Enemies in the game are not minions trying to kill you but elements of landscapes dirtied by grime, dust, and filth. Instead of eliminating them with a gun or sword, Dustforce arms players with brooms and leaf blowers with which they free woodland animals from oppressive dust, cleanse mansions, and restore laboratories back to working order. Successful sweeps of the broom at aggressive minions do not destroy them but sets them in order. Angry bears turn peaceful, mad scientists return to sanity, and gargoyle’s resume their watchposts. Given videogame’s tendency toward destructive action, Dustforce’s emphasis on restoration is refreshing.
Early on the game seems to value exploration and observation of the environment. In my first session with the game I played for 2 hours straight, admiring its clean hand-drawn art and soothing ambient soundtrack. The game opens in a side scrolling hub of levels—there are woodlands, old mansion, and laboratories to be explored. Each of these environments are compelling—the woodlands are crested with golden orange sunsets and the cityscapes are dotted with stars. These environments were imbued with so much detail that I found myself pausing to take them all in.
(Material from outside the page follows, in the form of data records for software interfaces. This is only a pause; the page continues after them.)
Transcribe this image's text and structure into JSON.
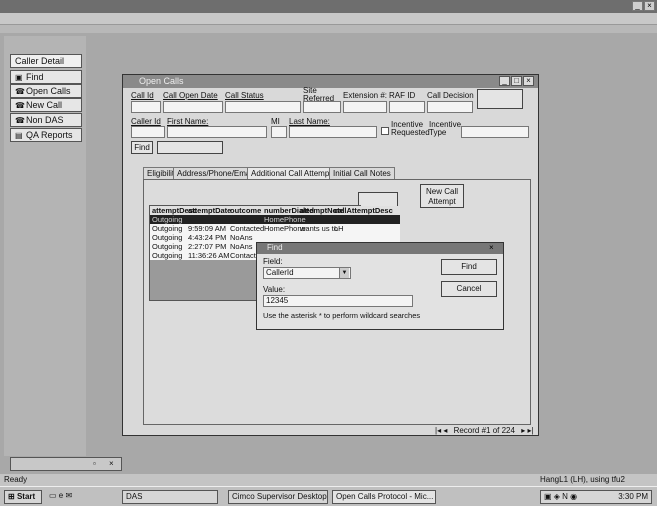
{
  "nav": {
    "caller_detail": "Caller Detail",
    "items": [
      {
        "label": "Find",
        "icon": "binoculars-icon"
      },
      {
        "label": "Open Calls",
        "icon": "phone-icon"
      },
      {
        "label": "New Call",
        "icon": "phone-icon"
      },
      {
        "label": "Non DAS",
        "icon": "phone-icon"
      },
      {
        "label": "QA Reports",
        "icon": "report-icon"
      }
    ]
  },
  "dialog": {
    "title": "Open Calls",
    "labels": {
      "call_id": "Call Id",
      "call_open_date": "Call Open Date",
      "call_status": "Call Status",
      "site_referred": "Site Referred to:",
      "extension": "Extension #:",
      "raf_id": "RAF ID",
      "call_decision": "Call Decision",
      "caller_id": "Caller Id",
      "first_name": "First Name:",
      "mi": "MI",
      "last_name": "Last Name:",
      "incentive_requested": "Incentive Requested",
      "incentive_type": "Incentive Type"
    },
    "find_button": "Find",
    "new_call_attempt_button": "New Call Attempt",
    "tabs": [
      "Eligibility",
      "Address/Phone/Email",
      "Additional Call Attempts",
      "Initial Call Notes"
    ],
    "grid": {
      "headers": [
        "attemptDesc",
        "attemptDate",
        "outcome",
        "numberDialed",
        "attemptNote",
        "callAttemptDesc"
      ],
      "rows": [
        [
          "Outgoing",
          "",
          "",
          "HomePhone",
          "",
          ""
        ],
        [
          "Outgoing",
          "9:59:09 AM",
          "Contacted",
          "HomePhone",
          "wants us to",
          "LH"
        ],
        [
          "Outgoing",
          "4:43:24 PM",
          "NoAns",
          "",
          "",
          ""
        ],
        [
          "Outgoing",
          "2:27:07 PM",
          "NoAns",
          "",
          "",
          ""
        ],
        [
          "Outgoing",
          "11:36:26 AM",
          "Contact",
          "",
          "",
          ""
        ]
      ]
    },
    "record_nav": "Record #1 of 224"
  },
  "find_dialog": {
    "title": "Find",
    "field_label": "Field:",
    "field_value": "CallerId",
    "value_label": "Value:",
    "value_text": "12345",
    "hint": "Use the asterisk * to perform wildcard searches",
    "find_button": "Find",
    "cancel_button": "Cancel"
  },
  "status": {
    "left": "Ready",
    "right": "HangL1 (LH), using tfu2"
  },
  "taskbar": {
    "start": "Start",
    "buttons": [
      "DAS",
      "Cimco Supervisor Desktop",
      "Open Calls Protocol - Mic..."
    ],
    "clock": "3:30 PM"
  }
}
At the end of those two hours, however, I realized that I had played through every unlocked level and that unlocking the other levels requires a key. A key is acquired by completing a level without making a single mistake–you cannot miss any dust, you cannot be hit by an enemy, and you cannot lose your combo, meaning you must clean fast. Take too long transitioning from stain to stain or miss any spot of dirt and you fail to earn a key. Thus Dustforce morphs into a platformer that demands precision and deft hands reminiscent of Super Meat Boy or N+. Apparently, cleaning requires more time, persistence, and dexterity than I can muster.
Thus an ambient platformer quickly transforms into an exercise in cold calculation. Given the amount of the world that is only accessible by key, this is certainly what the developers intended. However, given the game’s aesthetic choices, the transition to merciless platformer is jarring. There is something delightful about hitting your combo just right such that an angry bear turns peaceful or a dusty gargoyle returns to it’s proper position. In such moments, if we are paying attention, we should realize that our actions are making a difference. Sadly, however, the game’s insistence on perfection does not allow us to bask in these moments. We’re all too busy frantically trying to maintain our combos. Continued play devolves into rote memorization and environments that once enchanted us only serve to highlight our imperfections.
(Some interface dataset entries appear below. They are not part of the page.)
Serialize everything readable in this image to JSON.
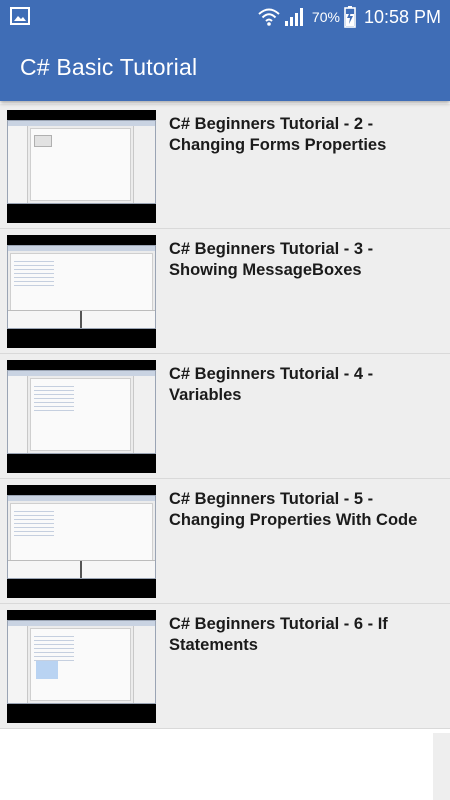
{
  "status_bar": {
    "battery_percent": "70%",
    "time": "10:58 PM",
    "icons": [
      "gallery-icon",
      "wifi-icon",
      "signal-icon",
      "battery-charging-icon"
    ]
  },
  "app_bar": {
    "title": "C# Basic Tutorial",
    "color": "#3f6db6"
  },
  "videos": [
    {
      "title": "C# Beginners Tutorial - 2 - Changing Forms Properties",
      "thumb_style": "form"
    },
    {
      "title": "C# Beginners Tutorial - 3 - Showing MessageBoxes",
      "thumb_style": "code-panel"
    },
    {
      "title": "C# Beginners Tutorial - 4 - Variables",
      "thumb_style": "code"
    },
    {
      "title": "C# Beginners Tutorial - 5 - Changing Properties With Code",
      "thumb_style": "code-panel"
    },
    {
      "title": "C# Beginners Tutorial - 6 - If Statements",
      "thumb_style": "highlight"
    }
  ]
}
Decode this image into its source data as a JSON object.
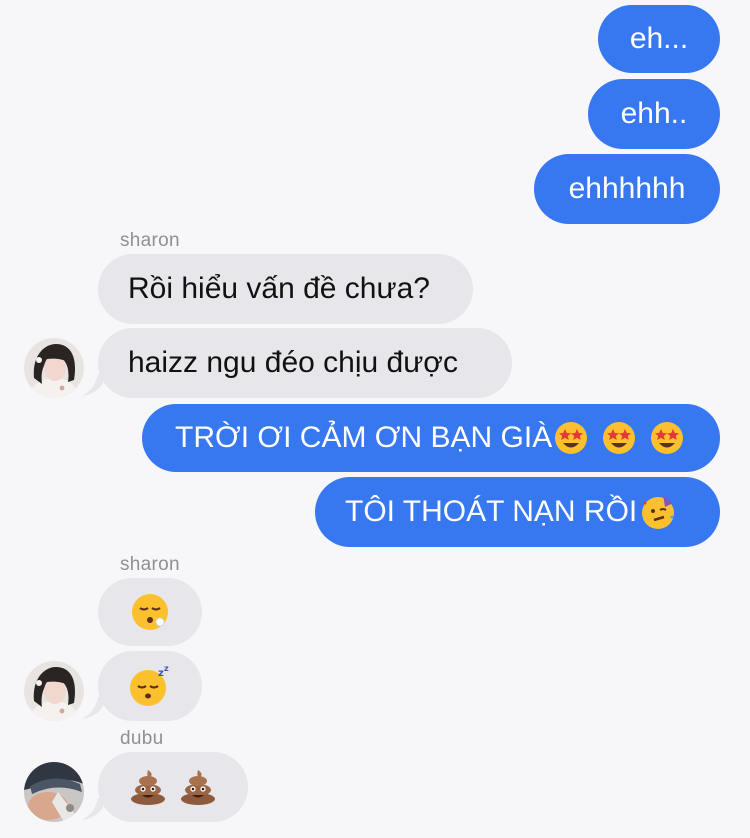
{
  "messages": [
    {
      "sender": "me",
      "text": "eh..."
    },
    {
      "sender": "me",
      "text": "ehh.."
    },
    {
      "sender": "me",
      "text": "ehhhhhh"
    }
  ],
  "group1": {
    "sender_name": "sharon",
    "msg1": "Rồi hiểu vấn đề chưa?",
    "msg2": "haizz ngu đéo chịu được"
  },
  "out2": {
    "msg1": "TRỜI ƠI CẢM ƠN BẠN GIÀ",
    "msg2": "TÔI THOÁT NẠN RỒI"
  },
  "group2": {
    "sender_name": "sharon"
  },
  "group3": {
    "sender_name": "dubu"
  },
  "emoji_names": {
    "star_struck": "star-struck-emoji",
    "partying": "partying-face-emoji",
    "exhale": "face-exhaling-emoji",
    "sleeping": "sleeping-face-emoji",
    "poop": "pile-of-poo-emoji"
  },
  "colors": {
    "outgoing_bubble": "#3778f1",
    "incoming_bubble": "#e6e6eb",
    "background": "#f7f7f9",
    "sender_label": "#8f8f94"
  }
}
The more I played the less I cared that I had swept dusty books back into their cases or restored woodland creatures to their proper habitation—keeping my combo had become my sole fixation. I couldn’t appreciate the beauty of the world–I had to memorize every wall jump and perfectly time every boost. As a result, the game is simultaneously frustrating, rewarding, and honest. It is frustrating because the game is requiring of me diligence that I don’t have, meaning there are large portions of the world I will never have the pleasure of cleaning. It’s rewarding because every perfect score feels like a significant accomplishment and honest because it recognizes the difficulty of the janitorial profession.
Nonetheless, Dustforce is a refreshing take on the side scrolling platformer–one in which honors the simple but noble act of cleaning both through its aesthetics and the demands it places on players. Though this combination is necessarily limiting and at times jarring, the end product is certainly the most fun I have ever had cleaning.